Wangchuk, a 35-year-old shopkeeper and online seller, was released on Jan 28, 2021 after being jailed for “inciting separatism”, subject to near-constant monitoring by authorities. His crime was his Tibetan language rights advocacy and speaking to the Western media, namely the New York Times, about it in a documentary on the issue.
“One of the questions I was asked under interrogation was who had given me the responsibility to advocate for use of the Tibetan language,” Wangchuk was quoted as saying in his Weibo posting.
He felt that Yulshul City and the police bureau were using their power “to stop the public from addressing these problems and advocating for the use of their own language.”

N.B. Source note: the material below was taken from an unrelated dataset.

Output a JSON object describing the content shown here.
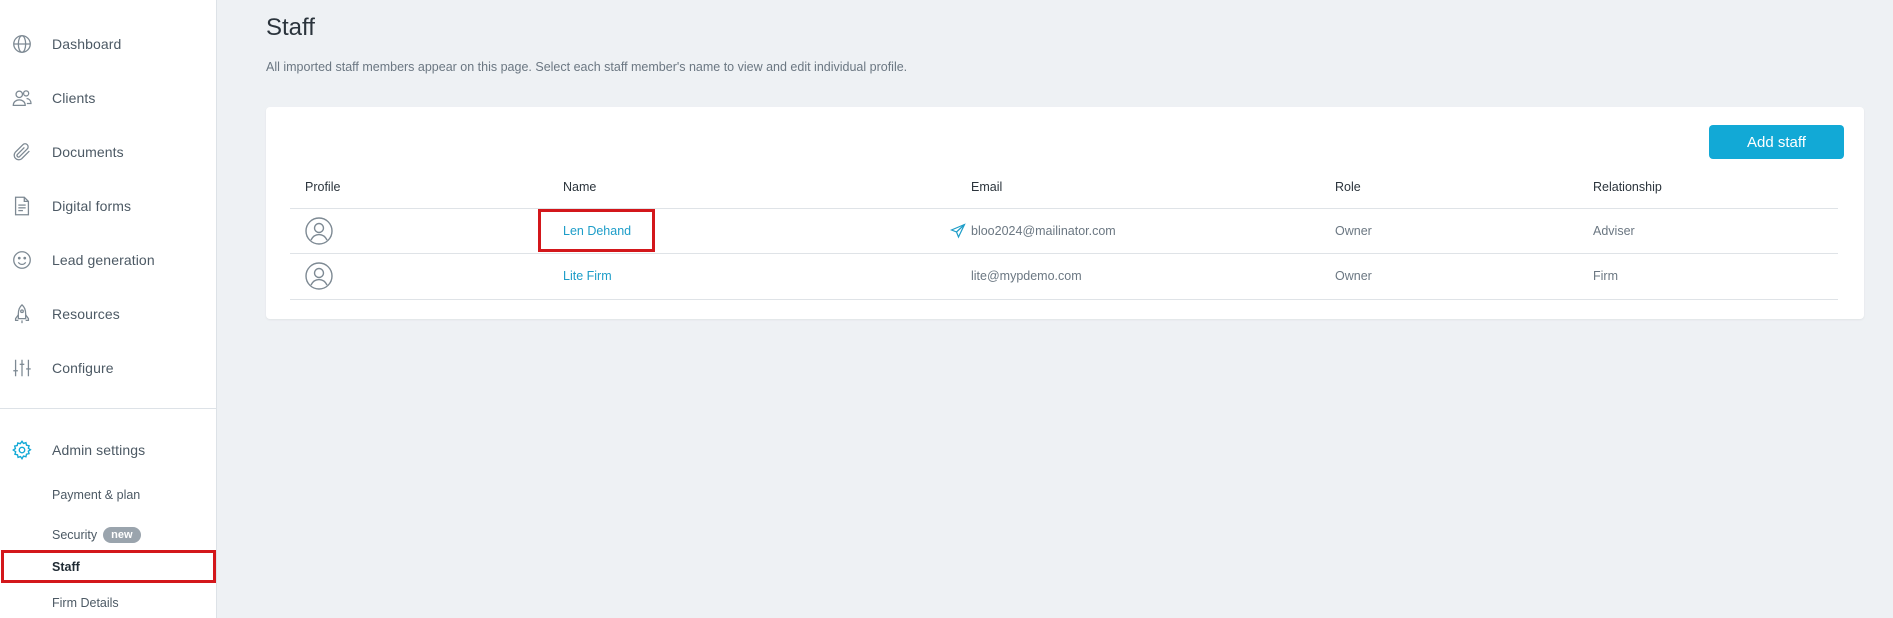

“This is how the Tibetan language has been endangered, and this is how I am raising awareness among government officials of the language rights guaranteed by the Constitution of the People’s Republic of China,” he has said.
He was reported to have written that Tibetans had been left with no choice but to study Chinese in their schools and ignore their own language.
He has said the situation had already become so bad that some Tibetans later won’t be able to read or write in their own language.
Tashi Wangchuk’s apparent resumption of his activism is seen as an act of desperation over the seriousness of the threat to the survival of the Tibetan identity of the Tibetan homeland.